_Task goal_
For each line below, write it out exactly as it appears.
┄┄┄┄┄┄┄┄┄┄┄┄┄┄┄┄┄┄┄┄
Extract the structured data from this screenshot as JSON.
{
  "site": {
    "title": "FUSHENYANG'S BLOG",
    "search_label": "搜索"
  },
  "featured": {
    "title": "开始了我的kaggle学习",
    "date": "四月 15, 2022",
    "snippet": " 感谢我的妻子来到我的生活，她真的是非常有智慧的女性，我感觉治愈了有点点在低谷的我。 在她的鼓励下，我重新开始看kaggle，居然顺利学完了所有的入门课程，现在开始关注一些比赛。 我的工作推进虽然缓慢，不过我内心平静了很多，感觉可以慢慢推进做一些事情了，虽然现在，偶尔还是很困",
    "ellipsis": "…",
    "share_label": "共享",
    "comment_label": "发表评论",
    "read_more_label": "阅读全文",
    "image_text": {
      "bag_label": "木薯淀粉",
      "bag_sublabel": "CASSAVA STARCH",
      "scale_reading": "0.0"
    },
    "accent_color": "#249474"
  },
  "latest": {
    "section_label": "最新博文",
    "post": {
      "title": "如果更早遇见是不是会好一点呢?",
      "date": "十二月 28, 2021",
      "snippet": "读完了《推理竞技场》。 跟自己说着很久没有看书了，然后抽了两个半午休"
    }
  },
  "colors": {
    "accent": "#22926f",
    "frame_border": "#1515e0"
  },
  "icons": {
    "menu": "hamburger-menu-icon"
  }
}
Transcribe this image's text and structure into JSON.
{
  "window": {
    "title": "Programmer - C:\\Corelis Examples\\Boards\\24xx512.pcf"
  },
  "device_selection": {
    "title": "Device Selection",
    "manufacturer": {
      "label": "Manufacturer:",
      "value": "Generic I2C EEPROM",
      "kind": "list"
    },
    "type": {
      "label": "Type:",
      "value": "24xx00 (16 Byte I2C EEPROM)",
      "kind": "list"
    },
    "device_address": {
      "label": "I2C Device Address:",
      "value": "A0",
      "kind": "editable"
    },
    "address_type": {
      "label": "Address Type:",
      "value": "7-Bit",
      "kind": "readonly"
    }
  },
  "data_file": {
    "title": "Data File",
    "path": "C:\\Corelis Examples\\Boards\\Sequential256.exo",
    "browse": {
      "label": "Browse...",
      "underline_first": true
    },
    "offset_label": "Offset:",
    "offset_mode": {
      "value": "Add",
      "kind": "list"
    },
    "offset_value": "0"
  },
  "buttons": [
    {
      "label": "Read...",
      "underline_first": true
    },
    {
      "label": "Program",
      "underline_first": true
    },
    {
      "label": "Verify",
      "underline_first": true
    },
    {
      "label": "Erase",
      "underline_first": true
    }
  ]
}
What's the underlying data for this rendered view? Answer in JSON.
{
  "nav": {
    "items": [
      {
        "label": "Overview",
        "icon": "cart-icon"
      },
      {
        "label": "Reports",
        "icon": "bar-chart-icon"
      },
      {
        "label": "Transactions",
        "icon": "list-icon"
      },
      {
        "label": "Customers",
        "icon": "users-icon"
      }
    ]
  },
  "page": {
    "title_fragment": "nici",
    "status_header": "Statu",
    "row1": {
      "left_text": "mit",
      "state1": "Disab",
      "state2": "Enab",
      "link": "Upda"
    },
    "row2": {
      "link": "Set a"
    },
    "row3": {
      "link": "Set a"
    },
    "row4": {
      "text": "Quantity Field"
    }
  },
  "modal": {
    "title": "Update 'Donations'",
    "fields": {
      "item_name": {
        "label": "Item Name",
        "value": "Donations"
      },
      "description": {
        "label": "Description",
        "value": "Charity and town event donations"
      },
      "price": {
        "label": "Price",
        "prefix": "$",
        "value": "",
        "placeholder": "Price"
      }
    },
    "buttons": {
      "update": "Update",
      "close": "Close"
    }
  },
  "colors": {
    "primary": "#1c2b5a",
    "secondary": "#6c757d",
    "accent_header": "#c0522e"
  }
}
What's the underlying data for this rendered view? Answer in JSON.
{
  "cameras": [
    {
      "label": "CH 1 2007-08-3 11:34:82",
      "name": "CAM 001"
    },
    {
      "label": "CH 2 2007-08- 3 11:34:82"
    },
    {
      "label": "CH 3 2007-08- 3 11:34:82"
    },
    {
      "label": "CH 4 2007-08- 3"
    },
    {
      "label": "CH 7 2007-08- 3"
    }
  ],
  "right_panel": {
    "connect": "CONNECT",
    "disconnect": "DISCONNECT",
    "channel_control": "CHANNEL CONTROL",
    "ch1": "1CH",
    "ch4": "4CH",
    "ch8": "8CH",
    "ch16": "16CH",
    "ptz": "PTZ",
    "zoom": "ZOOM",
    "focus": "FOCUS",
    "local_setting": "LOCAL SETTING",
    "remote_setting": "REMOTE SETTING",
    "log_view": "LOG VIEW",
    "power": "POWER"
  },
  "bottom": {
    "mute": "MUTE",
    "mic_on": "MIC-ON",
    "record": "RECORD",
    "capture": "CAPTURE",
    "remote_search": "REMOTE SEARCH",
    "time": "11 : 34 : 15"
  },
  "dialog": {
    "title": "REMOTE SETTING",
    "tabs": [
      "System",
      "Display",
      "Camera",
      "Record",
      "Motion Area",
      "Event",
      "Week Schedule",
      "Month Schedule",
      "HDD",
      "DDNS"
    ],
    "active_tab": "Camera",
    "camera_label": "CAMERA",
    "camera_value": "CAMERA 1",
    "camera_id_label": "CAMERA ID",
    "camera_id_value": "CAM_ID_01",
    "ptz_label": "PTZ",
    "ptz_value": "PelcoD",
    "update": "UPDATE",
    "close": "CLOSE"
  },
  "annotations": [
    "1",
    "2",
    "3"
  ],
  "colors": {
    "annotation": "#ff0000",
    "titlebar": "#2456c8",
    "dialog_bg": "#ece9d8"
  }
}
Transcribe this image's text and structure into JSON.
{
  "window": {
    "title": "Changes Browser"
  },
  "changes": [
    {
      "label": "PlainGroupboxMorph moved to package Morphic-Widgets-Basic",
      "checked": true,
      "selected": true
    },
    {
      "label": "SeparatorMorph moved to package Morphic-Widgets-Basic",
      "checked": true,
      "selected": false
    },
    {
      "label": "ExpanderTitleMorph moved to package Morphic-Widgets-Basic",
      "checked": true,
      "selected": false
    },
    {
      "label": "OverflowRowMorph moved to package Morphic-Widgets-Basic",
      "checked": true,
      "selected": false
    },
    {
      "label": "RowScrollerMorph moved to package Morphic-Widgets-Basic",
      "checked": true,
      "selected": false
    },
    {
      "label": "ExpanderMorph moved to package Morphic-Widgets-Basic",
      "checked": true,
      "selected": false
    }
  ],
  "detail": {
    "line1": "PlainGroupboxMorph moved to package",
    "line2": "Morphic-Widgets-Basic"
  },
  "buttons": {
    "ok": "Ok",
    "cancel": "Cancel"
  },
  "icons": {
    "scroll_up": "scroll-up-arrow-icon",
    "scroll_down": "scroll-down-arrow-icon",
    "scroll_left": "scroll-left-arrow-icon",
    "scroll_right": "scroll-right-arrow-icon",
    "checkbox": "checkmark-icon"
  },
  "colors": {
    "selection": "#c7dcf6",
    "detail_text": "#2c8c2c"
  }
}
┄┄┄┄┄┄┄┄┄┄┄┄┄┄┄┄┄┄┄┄
_Answer area_
Extract the structured data from this screenshot as JSON.
{
  "site": {
    "title": "FUSHENYANG'S BLOG",
    "search_label": "搜索"
  },
  "featured": {
    "title": "开始了我的kaggle学习",
    "date": "四月 15, 2022",
    "snippet": " 感谢我的妻子来到我的生活，她真的是非常有智慧的女性，我感觉治愈了有点点在低谷的我。 在她的鼓励下，我重新开始看kaggle，居然顺利学完了所有的入门课程，现在开始关注一些比赛。 我的工作推进虽然缓慢，不过我内心平静了很多，感觉可以慢慢推进做一些事情了，虽然现在，偶尔还是很困",
    "ellipsis": "…",
    "share_label": "共享",
    "comment_label": "发表评论",
    "read_more_label": "阅读全文",
    "image_text": {
      "bag_label": "木薯淀粉",
      "bag_sublabel": "CASSAVA STARCH",
      "scale_reading": "0.0"
    },
    "accent_color": "#249474"
  },
  "latest": {
    "section_label": "最新博文",
    "post": {
      "title": "如果更早遇见是不是会好一点呢?",
      "date": "十二月 28, 2021",
      "snippet": "读完了《推理竞技场》。 跟自己说着很久没有看书了，然后抽了两个半午休"
    }
  },
  "colors": {
    "accent": "#22926f",
    "frame_border": "#1515e0"
  },
  "icons": {
    "menu": "hamburger-menu-icon"
  }
}
Transcribe this image's text and structure into JSON.
{
  "window": {
    "title": "Programmer - C:\\Corelis Examples\\Boards\\24xx512.pcf"
  },
  "device_selection": {
    "title": "Device Selection",
    "manufacturer": {
      "label": "Manufacturer:",
      "value": "Generic I2C EEPROM",
      "kind": "list"
    },
    "type": {
      "label": "Type:",
      "value": "24xx00 (16 Byte I2C EEPROM)",
      "kind": "list"
    },
    "device_address": {
      "label": "I2C Device Address:",
      "value": "A0",
      "kind": "editable"
    },
    "address_type": {
      "label": "Address Type:",
      "value": "7-Bit",
      "kind": "readonly"
    }
  },
  "data_file": {
    "title": "Data File",
    "path": "C:\\Corelis Examples\\Boards\\Sequential256.exo",
    "browse": {
      "label": "Browse...",
      "underline_first": true
    },
    "offset_label": "Offset:",
    "offset_mode": {
      "value": "Add",
      "kind": "list"
    },
    "offset_value": "0"
  },
  "buttons": [
    {
      "label": "Read...",
      "underline_first": true
    },
    {
      "label": "Program",
      "underline_first": true
    },
    {
      "label": "Verify",
      "underline_first": true
    },
    {
      "label": "Erase",
      "underline_first": true
    }
  ]
}
What's the underlying data for this rendered view? Answer in JSON.
{
  "nav": {
    "items": [
      {
        "label": "Overview",
        "icon": "cart-icon"
      },
      {
        "label": "Reports",
        "icon": "bar-chart-icon"
      },
      {
        "label": "Transactions",
        "icon": "list-icon"
      },
      {
        "label": "Customers",
        "icon": "users-icon"
      }
    ]
  },
  "page": {
    "title_fragment": "nici",
    "status_header": "Statu",
    "row1": {
      "left_text": "mit",
      "state1": "Disab",
      "state2": "Enab",
      "link": "Upda"
    },
    "row2": {
      "link": "Set a"
    },
    "row3": {
      "link": "Set a"
    },
    "row4": {
      "text": "Quantity Field"
    }
  },
  "modal": {
    "title": "Update 'Donations'",
    "fields": {
      "item_name": {
        "label": "Item Name",
        "value": "Donations"
      },
      "description": {
        "label": "Description",
        "value": "Charity and town event donations"
      },
      "price": {
        "label": "Price",
        "prefix": "$",
        "value": "",
        "placeholder": "Price"
      }
    },
    "buttons": {
      "update": "Update",
      "close": "Close"
    }
  },
  "colors": {
    "primary": "#1c2b5a",
    "secondary": "#6c757d",
    "accent_header": "#c0522e"
  }
}
What's the underlying data for this rendered view? Answer in JSON.
{
  "cameras": [
    {
      "label": "CH 1 2007-08-3 11:34:82",
      "name": "CAM 001"
    },
    {
      "label": "CH 2 2007-08- 3 11:34:82"
    },
    {
      "label": "CH 3 2007-08- 3 11:34:82"
    },
    {
      "label": "CH 4 2007-08- 3"
    },
    {
      "label": "CH 7 2007-08- 3"
    }
  ],
  "right_panel": {
    "connect": "CONNECT",
    "disconnect": "DISCONNECT",
    "channel_control": "CHANNEL CONTROL",
    "ch1": "1CH",
    "ch4": "4CH",
    "ch8": "8CH",
    "ch16": "16CH",
    "ptz": "PTZ",
    "zoom": "ZOOM",
    "focus": "FOCUS",
    "local_setting": "LOCAL SETTING",
    "remote_setting": "REMOTE SETTING",
    "log_view": "LOG VIEW",
    "power": "POWER"
  },
  "bottom": {
    "mute": "MUTE",
    "mic_on": "MIC-ON",
    "record": "RECORD",
    "capture": "CAPTURE",
    "remote_search": "REMOTE SEARCH",
    "time": "11 : 34 : 15"
  },
  "dialog": {
    "title": "REMOTE SETTING",
    "tabs": [
      "System",
      "Display",
      "Camera",
      "Record",
      "Motion Area",
      "Event",
      "Week Schedule",
      "Month Schedule",
      "HDD",
      "DDNS"
    ],
    "active_tab": "Camera",
    "camera_label": "CAMERA",
    "camera_value": "CAMERA 1",
    "camera_id_label": "CAMERA ID",
    "camera_id_value": "CAM_ID_01",
    "ptz_label": "PTZ",
    "ptz_value": "PelcoD",
    "update": "UPDATE",
    "close": "CLOSE"
  },
  "annotations": [
    "1",
    "2",
    "3"
  ],
  "colors": {
    "annotation": "#ff0000",
    "titlebar": "#2456c8",
    "dialog_bg": "#ece9d8"
  }
}
Transcribe this image's text and structure into JSON.
{
  "window": {
    "title": "Changes Browser"
  },
  "changes": [
    {
      "label": "PlainGroupboxMorph moved to package Morphic-Widgets-Basic",
      "checked": true,
      "selected": true
    },
    {
      "label": "SeparatorMorph moved to package Morphic-Widgets-Basic",
      "checked": true,
      "selected": false
    },
    {
      "label": "ExpanderTitleMorph moved to package Morphic-Widgets-Basic",
      "checked": true,
      "selected": false
    },
    {
      "label": "OverflowRowMorph moved to package Morphic-Widgets-Basic",
      "checked": true,
      "selected": false
    },
    {
      "label": "RowScrollerMorph moved to package Morphic-Widgets-Basic",
      "checked": true,
      "selected": false
    },
    {
      "label": "ExpanderMorph moved to package Morphic-Widgets-Basic",
      "checked": true,
      "selected": false
    }
  ],
  "detail": {
    "line1": "PlainGroupboxMorph moved to package",
    "line2": "Morphic-Widgets-Basic"
  },
  "buttons": {
    "ok": "Ok",
    "cancel": "Cancel"
  },
  "icons": {
    "scroll_up": "scroll-up-arrow-icon",
    "scroll_down": "scroll-down-arrow-icon",
    "scroll_left": "scroll-left-arrow-icon",
    "scroll_right": "scroll-right-arrow-icon",
    "checkbox": "checkmark-icon"
  },
  "colors": {
    "selection": "#c7dcf6",
    "detail_text": "#2c8c2c"
  }
}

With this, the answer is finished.